Whilst waiting I designed the PCB for the parallel port interface. Here it is:

I originally intended to manufacture it myself but I found someone to make it for me in China for £46 delivered. Bargain!

Tuesday, 25 August 2009

I made a mounting plate and piston rod end hinge for the piston I'm going to open the coffin lid with.

My Lego lash up suggested to me that the mechanics were sound, but I made a full size version up to test the theory:

Here's a video of it in action, I was running it at quite low pressure (around 60psi) so there is plenty of room for improvement in the speed department.

Wednesday, 19 August 2009

Rats nest

I've now got all the schematic symbols sorted out and I'm ready to start designing the PCB. This basically involves placing copper tracks in place of the links between components on the PCB. I start out with the rats nest below and move/conenct
components until they are all connected as required ans sensibly positioned.

It's alive..well sort of

The small pneumatic cylinder I ordered from Ebay arrived today.

I'm going to use this to open the coffin lid. It has a 125mm stroke. As I need to make sure the mechanics will work I knocked up a simulation with some old Lego technic that has pneumatics!

Here is the lash up:

And a video of it in action. The red plate is the coffin lid!

Saturday, 15 August 2009

Revised Design

I decided that I needed to add some LEDs to show the ouput status of each channel, and some switches to allow the inputs to be stimulated.

Now to check all the component footprints before I design the PCB.

Here's the new schematic:

Thursday, 13 August 2009

Interface Design

I finished the PC parallel port schematic. Just need to double check it then I have all the fun of finding the appropriate footprints for the components I wish to use. I think I'm going to go for a combination of surface mount and through hole components as I already have through hole stock of some of the bits.

Halloween beginnings

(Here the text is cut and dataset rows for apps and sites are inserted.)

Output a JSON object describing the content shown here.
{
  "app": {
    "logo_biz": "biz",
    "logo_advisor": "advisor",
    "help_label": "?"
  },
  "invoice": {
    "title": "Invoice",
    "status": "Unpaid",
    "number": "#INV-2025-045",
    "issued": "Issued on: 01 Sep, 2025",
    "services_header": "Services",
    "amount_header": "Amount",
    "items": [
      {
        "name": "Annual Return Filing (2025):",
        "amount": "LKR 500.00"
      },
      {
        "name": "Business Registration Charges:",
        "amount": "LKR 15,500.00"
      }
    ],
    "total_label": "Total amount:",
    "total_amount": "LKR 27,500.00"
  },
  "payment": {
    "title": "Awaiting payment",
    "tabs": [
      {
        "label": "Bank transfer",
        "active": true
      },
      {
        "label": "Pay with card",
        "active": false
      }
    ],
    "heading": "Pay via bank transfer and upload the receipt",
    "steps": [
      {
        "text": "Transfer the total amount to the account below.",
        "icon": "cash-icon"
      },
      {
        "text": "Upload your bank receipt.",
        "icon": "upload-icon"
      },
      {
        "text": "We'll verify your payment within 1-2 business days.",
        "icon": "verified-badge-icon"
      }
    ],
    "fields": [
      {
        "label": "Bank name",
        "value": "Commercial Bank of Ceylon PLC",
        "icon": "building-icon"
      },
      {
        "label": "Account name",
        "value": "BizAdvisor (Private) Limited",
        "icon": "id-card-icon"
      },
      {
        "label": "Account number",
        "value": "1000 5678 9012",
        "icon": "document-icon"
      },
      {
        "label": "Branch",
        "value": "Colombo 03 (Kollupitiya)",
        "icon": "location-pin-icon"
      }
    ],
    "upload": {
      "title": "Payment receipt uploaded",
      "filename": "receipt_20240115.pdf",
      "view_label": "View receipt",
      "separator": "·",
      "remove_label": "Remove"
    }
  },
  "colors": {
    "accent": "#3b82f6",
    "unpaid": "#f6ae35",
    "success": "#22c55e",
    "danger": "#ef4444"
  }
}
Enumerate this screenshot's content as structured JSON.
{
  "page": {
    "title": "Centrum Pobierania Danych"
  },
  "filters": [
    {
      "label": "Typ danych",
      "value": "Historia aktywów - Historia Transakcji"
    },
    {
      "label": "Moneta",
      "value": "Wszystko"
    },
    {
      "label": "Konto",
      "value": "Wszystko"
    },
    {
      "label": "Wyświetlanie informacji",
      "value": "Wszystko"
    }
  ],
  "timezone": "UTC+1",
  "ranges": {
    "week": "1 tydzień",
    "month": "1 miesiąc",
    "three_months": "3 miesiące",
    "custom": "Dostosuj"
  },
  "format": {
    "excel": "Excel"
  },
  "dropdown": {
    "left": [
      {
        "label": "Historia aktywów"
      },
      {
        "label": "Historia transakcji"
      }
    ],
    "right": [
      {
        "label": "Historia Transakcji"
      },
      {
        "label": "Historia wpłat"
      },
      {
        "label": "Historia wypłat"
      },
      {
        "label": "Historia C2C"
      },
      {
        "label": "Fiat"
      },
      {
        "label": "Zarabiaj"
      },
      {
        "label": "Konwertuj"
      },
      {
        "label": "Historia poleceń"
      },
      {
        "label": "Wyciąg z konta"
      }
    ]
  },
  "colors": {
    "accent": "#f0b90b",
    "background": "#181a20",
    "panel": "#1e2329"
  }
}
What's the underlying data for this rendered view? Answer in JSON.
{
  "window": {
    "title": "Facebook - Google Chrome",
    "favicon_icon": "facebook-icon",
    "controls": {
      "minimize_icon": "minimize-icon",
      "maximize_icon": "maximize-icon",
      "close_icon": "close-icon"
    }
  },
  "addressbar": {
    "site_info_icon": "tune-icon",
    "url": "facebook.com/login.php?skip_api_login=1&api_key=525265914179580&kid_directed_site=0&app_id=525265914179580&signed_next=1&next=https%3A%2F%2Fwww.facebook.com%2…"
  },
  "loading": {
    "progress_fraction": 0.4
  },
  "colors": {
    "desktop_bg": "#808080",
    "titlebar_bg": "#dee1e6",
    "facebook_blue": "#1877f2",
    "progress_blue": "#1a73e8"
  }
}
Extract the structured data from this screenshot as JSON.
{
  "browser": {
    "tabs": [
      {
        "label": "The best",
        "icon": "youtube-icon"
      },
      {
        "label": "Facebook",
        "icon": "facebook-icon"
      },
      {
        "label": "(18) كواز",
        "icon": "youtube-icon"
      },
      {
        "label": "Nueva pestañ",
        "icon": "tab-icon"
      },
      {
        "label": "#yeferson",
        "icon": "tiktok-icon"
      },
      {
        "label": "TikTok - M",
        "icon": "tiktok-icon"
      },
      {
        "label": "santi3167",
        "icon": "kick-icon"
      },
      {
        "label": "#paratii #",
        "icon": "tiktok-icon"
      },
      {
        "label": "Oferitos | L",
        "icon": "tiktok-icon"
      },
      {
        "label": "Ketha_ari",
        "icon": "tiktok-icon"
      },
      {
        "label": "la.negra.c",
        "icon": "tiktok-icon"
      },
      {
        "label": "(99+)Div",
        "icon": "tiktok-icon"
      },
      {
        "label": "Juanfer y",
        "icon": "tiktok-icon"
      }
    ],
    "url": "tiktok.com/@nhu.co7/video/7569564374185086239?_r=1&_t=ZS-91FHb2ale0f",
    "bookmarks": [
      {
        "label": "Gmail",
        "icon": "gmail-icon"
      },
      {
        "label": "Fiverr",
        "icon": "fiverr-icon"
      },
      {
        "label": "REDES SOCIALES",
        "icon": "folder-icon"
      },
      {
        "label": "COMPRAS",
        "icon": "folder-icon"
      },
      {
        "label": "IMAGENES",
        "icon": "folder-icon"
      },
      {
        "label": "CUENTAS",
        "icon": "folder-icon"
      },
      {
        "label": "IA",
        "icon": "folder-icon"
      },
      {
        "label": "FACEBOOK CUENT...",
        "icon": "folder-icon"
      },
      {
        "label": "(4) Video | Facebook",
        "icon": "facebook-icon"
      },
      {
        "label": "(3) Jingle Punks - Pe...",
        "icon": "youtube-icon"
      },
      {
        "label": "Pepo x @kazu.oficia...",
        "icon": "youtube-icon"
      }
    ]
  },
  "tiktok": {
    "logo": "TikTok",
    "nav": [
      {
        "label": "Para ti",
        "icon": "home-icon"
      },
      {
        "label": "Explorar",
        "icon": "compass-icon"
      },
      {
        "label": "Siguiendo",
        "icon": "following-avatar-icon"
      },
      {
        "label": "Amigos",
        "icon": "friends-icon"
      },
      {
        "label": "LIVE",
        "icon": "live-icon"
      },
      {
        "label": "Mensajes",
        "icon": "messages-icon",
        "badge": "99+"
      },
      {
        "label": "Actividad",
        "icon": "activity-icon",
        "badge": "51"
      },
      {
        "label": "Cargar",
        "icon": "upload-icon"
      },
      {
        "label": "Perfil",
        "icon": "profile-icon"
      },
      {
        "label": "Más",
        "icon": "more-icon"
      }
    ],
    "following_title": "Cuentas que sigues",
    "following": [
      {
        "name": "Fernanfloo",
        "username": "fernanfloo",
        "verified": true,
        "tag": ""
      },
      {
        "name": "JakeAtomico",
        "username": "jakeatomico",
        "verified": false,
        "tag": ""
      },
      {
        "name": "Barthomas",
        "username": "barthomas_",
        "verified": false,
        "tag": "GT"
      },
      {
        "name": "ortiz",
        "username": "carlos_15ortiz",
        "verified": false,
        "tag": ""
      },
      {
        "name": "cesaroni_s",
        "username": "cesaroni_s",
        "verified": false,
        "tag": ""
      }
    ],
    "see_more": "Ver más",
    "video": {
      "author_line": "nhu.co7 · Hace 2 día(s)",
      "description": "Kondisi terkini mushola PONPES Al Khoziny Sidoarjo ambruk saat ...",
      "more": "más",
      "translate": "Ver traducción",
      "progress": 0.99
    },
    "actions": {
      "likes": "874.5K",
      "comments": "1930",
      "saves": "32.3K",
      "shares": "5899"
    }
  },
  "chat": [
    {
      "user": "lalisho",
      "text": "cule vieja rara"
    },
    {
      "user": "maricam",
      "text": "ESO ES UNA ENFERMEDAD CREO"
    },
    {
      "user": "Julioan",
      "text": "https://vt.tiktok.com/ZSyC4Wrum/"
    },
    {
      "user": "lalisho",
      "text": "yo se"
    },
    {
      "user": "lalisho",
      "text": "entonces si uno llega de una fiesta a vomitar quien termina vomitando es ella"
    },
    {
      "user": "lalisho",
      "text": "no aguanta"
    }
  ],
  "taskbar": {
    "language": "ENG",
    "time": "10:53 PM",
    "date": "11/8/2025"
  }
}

I've decided to start blogging some of the stuff I do in my spare time. First off I want to blog the development of a new Halloween show I'm doing for the house for 2009.

Last year I put on a show involving gravestones, lightning and smoke. This year I'm going to add
a coffin with door that opens as trick or treaters approach, and maybe put a skeleton that rises out of it.

I plan to develop an interface board to allow me to detect voltages and switch relays from the PC
parallel port as this is an easy port to connect to the outside world. The mechanics will be operated with pneumatics.

I started the ball rolling last night buy starting the interface board design and ordered some 12V solenoid valves:

And a pneumatic cylinder to raise the dead with:

This has a 250mm stroke so I'm hoping that with sufficient pressure it will raise a skeleton a la Nosferatu.